was studying to be an Episcopal priest in the mid-1950s when he learned, shortly after his father's death, that his father, Oklahoma State Representative Ira D. Humphreys
, took trips to New Orleans to have sex with other men. After being dismissed as an Episcopal priest in the 1960s, Laud Humphreys then enrolled as a sociology grad student where he completed a dissertation about men who had sex with other men in public bathrooms in St. Louis
, which Humphreys researched by agreeing to serve as a "watch queen"
, looking out for the police. After writing down the license plate numbers of the men having sex, Humphreys traced the men's addresses and contacted them in disguise, claiming to be collecting data for a public health survey. The research, which was condemned as unethical
for its use of covert methods
, was published in 1970 as Tearoom Trade: Impersonal Sex in Public Places
. [more inside]
posted by jonp72
on Sep 8, 2007 -

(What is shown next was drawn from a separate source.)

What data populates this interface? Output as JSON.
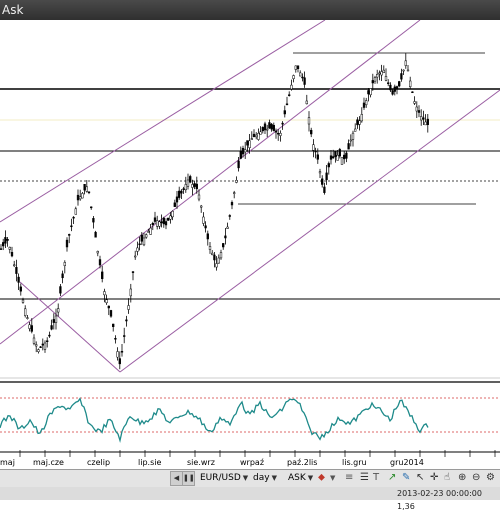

EMBO's report on Time and Aging (free access) contains an essay
wherein the author, Karin Knorr Cetina, from the University of Konstanz, Germany, argues that death and aging used to be major issues that defined what it means to be human and helped us find our place in society by showing us the limits of what is possible to achieve as a human. With the advances in science, particularly biological advances in slowing aging
and technological advances in extending human function
, we no longer accept our fate. Instead of accepting that we all grow old and die so we should take our place in society, with the expectation that if we contribute, society will take care of us, too, we now have promises being made by science that death and aging are no longer inevitable. Where are we headed, then? If we can no longer find our place by finding the limits of achievement and accepting our place within them, how do we work as a collective?
posted by Mr. Gunn
on Jul 25, 2005 -